“If you’re bringing in users who are interested in sports content and you collect the appropriate amount of data on them you can make the right offers too. There’s no reason why you can’t create a vibrant affiliate business in sports which really outside of the affiliate marketing companies for the sports books, no one has really accomplished.”
The nuts and bolts of LTVs
Many media businesses have talked the talk about affiliate revenue. Some have been very successful, such as Future PLC and its largely product-based deals with retailers. For some, though, it remains a roll of the dice, and they stick with display advertising, understanding that they will receive some income for their content rather than potentially receive nothing through affiliates.
Rich believes that sport is not unique in its potential for affiliate revenue. In every category of media, there’s an opportunity whether it be business, travel, mortgages or restaurants.
“When you speak to a brand marketer, you talk about your audience, how engaged they are with this great content you produce, and you try to attract a media spend on the back of that number. At the end of the day. What does that number really mean today? Everybody can say they have all these users, but what do your users do? What can you put in front of them that would be attractive to them?
“We’re not looking at conversion rates in the 10, 20, 30%. If you can get 3 to 5% of your audience to take action inside of a user base of say 40 to 50 million on a monthly basis. Your LTV or your affiliate revenue stream is just as big as your ad business. You don’t need 10%. We’re not converting 10% of our users today, but it’s already becoming 40% of our revenue. And we haven’t perfected the model quite yet.”
The influence of technology
There has been a lot of discussion about the potential of generative AI in sports content for compiling basic match reports, etc. So, is this something that Sporting News is experimenting with?
“Absolutely. If you’re not spending time thinking about it, or even acting upon it, then you could always get left behind. In this particular sector, you’re more likely to be penalised for the bets you didn’t make than rewarded for the ones you went after. So if you don’t have a hard look at AI, and try to figure out how it’s going to impact your newsroom, and what tools you can be leveraging to make your business more effective, you could end up being left behind.
“I’m not saying that you should make your entire content team AI-based. I don’t believe that that’s the case. But I think it’s about how you leverage AI both dynamically within your content, and as a research platform to make your content more authoritative. So you’re still going to need to have top-notch talent in your newsroom. They’re still going to have to have a great opinion.”
So, might we see more investment money ploughed into sports online publishing? Rich thinks that The NYT/Athletic deal doesn’t necessarily mean similar acquisitions are likely, but that businesses that make significant cash will always be attractive to investors and buyers.
“At the end of the day, sports media investors, especially on the digital side, want to see a plateau of profitability or a path to profitability. They don’t want to see reliance on a singular revenue stream because they know the ad market is volatile. And right now capital is extremely difficult to raise. When interest rates are at the level that they are today, you need to be able to show a significant return to justify investment. This is a tough market right now, and in order to be able to bring capital into a business, you have to show profitability or a path to profitability.

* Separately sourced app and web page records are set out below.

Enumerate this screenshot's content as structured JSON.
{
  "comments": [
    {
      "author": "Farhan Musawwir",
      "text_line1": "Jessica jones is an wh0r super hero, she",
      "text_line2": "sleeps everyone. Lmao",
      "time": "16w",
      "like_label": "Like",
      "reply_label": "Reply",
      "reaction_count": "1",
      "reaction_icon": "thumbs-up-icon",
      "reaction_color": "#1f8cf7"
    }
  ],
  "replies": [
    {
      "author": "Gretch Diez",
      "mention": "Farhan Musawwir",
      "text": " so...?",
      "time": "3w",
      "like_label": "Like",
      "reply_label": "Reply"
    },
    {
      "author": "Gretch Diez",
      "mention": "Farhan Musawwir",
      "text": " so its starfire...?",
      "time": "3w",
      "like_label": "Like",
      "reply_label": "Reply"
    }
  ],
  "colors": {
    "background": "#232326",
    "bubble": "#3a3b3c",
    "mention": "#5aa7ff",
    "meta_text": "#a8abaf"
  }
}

“A lot of businesses in sports generate a lot of revenue. There are not as many businesses as sports that make a lot of money. Right, so number one, I think that understanding where the market is moving to, and pivoting our business model towards where we think that there’s an undervalued area and a particular area to extract more value, was really important to the incoming investors.”
You can watch our full interview with Rich Routman below: